I think ALL of 2006 we were in the beginning of Stage 4. We are now entering the second half below...
"It's not long before reality and distress sets in. The greater fools realize that they're in trouble. Terror sets in, and they begin to sell. They begin to hate the asset they once loved, regardless of whether it's a stock, bond, mutual fund, real estate, or precious metals."
Stage 5: The market reverses, and the boom turns into a bust
"The amateurs begin to realize that prices don't always go up. They may notice that the professionals have sold and are no longer buying. Buyers turn into sellers, and prices begin to drop, causing banks to tighten up."
"Minsky refers to this period as "discredit." My rich dad said, "This is when God reminds you that you're not as smart as you thought you were." The easy money is gone, and losses start to accelerate. In real estate, the greater fool realizes he owes more on his property than it's worth. He's upside down financially."
Stage 6: The panic begins
"Amateurs now hate their asset. They start to dump it as prices fall and banks stop lending. The panic accelerates. The boom is now officially a bust. At this time, controls might be installed to slow the fall, as is often the case with the stock market. If the tumble continues, people begin looking for a lender of last resort to save us all. Often, this is the central bank.

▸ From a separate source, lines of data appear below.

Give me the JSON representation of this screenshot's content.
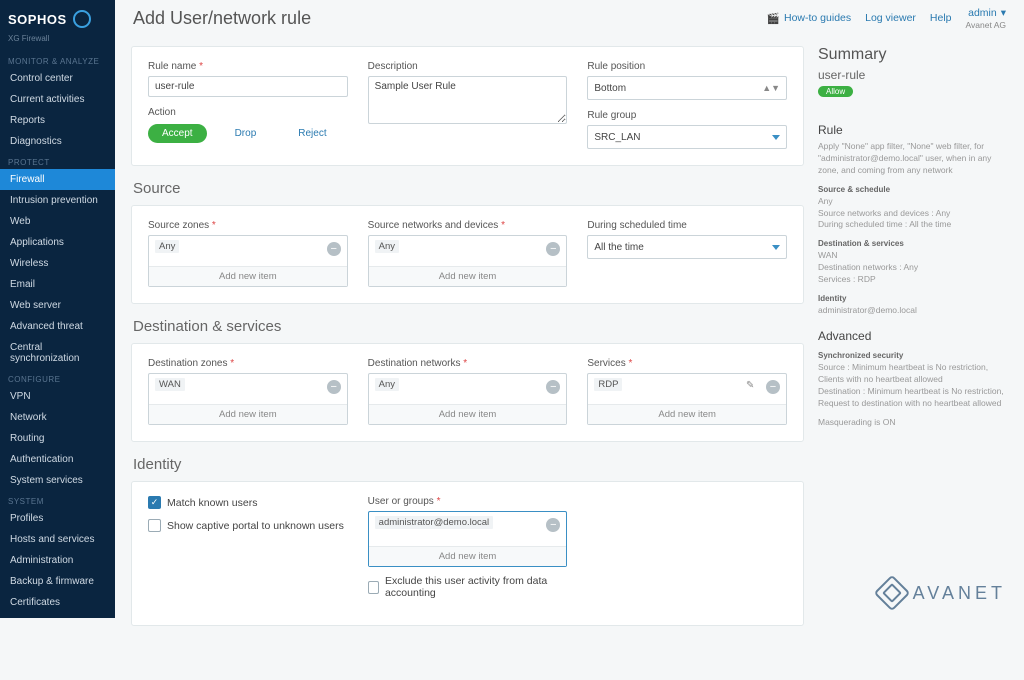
{
  "brand": {
    "name": "SOPHOS",
    "product": "XG Firewall"
  },
  "top": {
    "title": "Add User/network rule",
    "howto": "How-to guides",
    "log": "Log viewer",
    "help": "Help",
    "admin": "admin",
    "tenant": "Avanet AG"
  },
  "nav": {
    "monitor": {
      "h": "MONITOR & ANALYZE",
      "items": [
        "Control center",
        "Current activities",
        "Reports",
        "Diagnostics"
      ]
    },
    "protect": {
      "h": "PROTECT",
      "items": [
        "Firewall",
        "Intrusion prevention",
        "Web",
        "Applications",
        "Wireless",
        "Email",
        "Web server",
        "Advanced threat",
        "Central synchronization"
      ],
      "activeIndex": 0
    },
    "configure": {
      "h": "CONFIGURE",
      "items": [
        "VPN",
        "Network",
        "Routing",
        "Authentication",
        "System services"
      ]
    },
    "system": {
      "h": "SYSTEM",
      "items": [
        "Profiles",
        "Hosts and services",
        "Administration",
        "Backup & firmware",
        "Certificates"
      ]
    }
  },
  "form": {
    "ruleNameLabel": "Rule name",
    "ruleName": "user-rule",
    "descriptionLabel": "Description",
    "description": "Sample User Rule",
    "positionLabel": "Rule position",
    "position": "Bottom",
    "groupLabel": "Rule group",
    "group": "SRC_LAN",
    "actionLabel": "Action",
    "actions": {
      "accept": "Accept",
      "drop": "Drop",
      "reject": "Reject"
    }
  },
  "sections": {
    "source": "Source",
    "dest": "Destination & services",
    "identity": "Identity"
  },
  "source": {
    "zonesLabel": "Source zones",
    "zone": "Any",
    "netLabel": "Source networks and devices",
    "net": "Any",
    "schedLabel": "During scheduled time",
    "sched": "All the time"
  },
  "dest": {
    "zonesLabel": "Destination zones",
    "zone": "WAN",
    "netLabel": "Destination networks",
    "net": "Any",
    "svcLabel": "Services",
    "svc": "RDP"
  },
  "identity": {
    "matchKnown": "Match known users",
    "captive": "Show captive portal to unknown users",
    "usersLabel": "User or groups",
    "user": "administrator@demo.local",
    "exclude": "Exclude this user activity from data accounting"
  },
  "addNew": "Add new item",
  "summary": {
    "heading": "Summary",
    "name": "user-rule",
    "action": "Allow",
    "ruleH": "Rule",
    "ruleDesc": "Apply \"None\" app filter, \"None\" web filter, for \"administrator@demo.local\" user, when in any zone, and coming from any network",
    "srcSchedH": "Source & schedule",
    "srcSched1": "Any",
    "srcSched2": "Source networks and devices : Any",
    "srcSched3": "During scheduled time : All the time",
    "destSvcH": "Destination & services",
    "destSvc1": "WAN",
    "destSvc2": "Destination networks : Any",
    "destSvc3": "Services : RDP",
    "idH": "Identity",
    "id1": "administrator@demo.local",
    "advH": "Advanced",
    "syncH": "Synchronized security",
    "sync1": "Source : Minimum heartbeat is No restriction, Clients with no heartbeat allowed",
    "sync2": "Destination : Minimum heartbeat is No restriction, Request to destination with no heartbeat allowed",
    "masq": "Masquerading is ON"
  },
  "watermark": "AVANET"
}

The good news is that at this stage, the professional investors wake up from their slumber and get excited again. They're like a hibernating bear waking after a long sleep and finding a row of garbage cans, filled with expensive food and champagne from the party the night before, positioned right outside their den."
Stage 7: The White Knight rides in
"Occasionally, the bust really explodes, and the government must step in -- as it did in the 1990s after the last real estate bust when it set up an agency known as the Resolution Trust Corporation, often referred to as the RTC. As it often seems, when the government does anything, incompetence is at its peak. The RTC began selling billions of dollars of unbelievable real estate for pennies on the dollar. These government bureaucrats had no idea what real estate is worth."
"In 1991, my wife Kim and I moved to Phoenix, Ariz., and began buying all the properties we could. Not only did the government not want anything to do with real estate, amateur investors and the greater fools hated real estate and wanted out. People were actually calling us and offering to pay us money to take their property off their hands. Kim and I made so much money during this period of time we were able to retire by 1994."
"This is why I say, "I love market crashes."'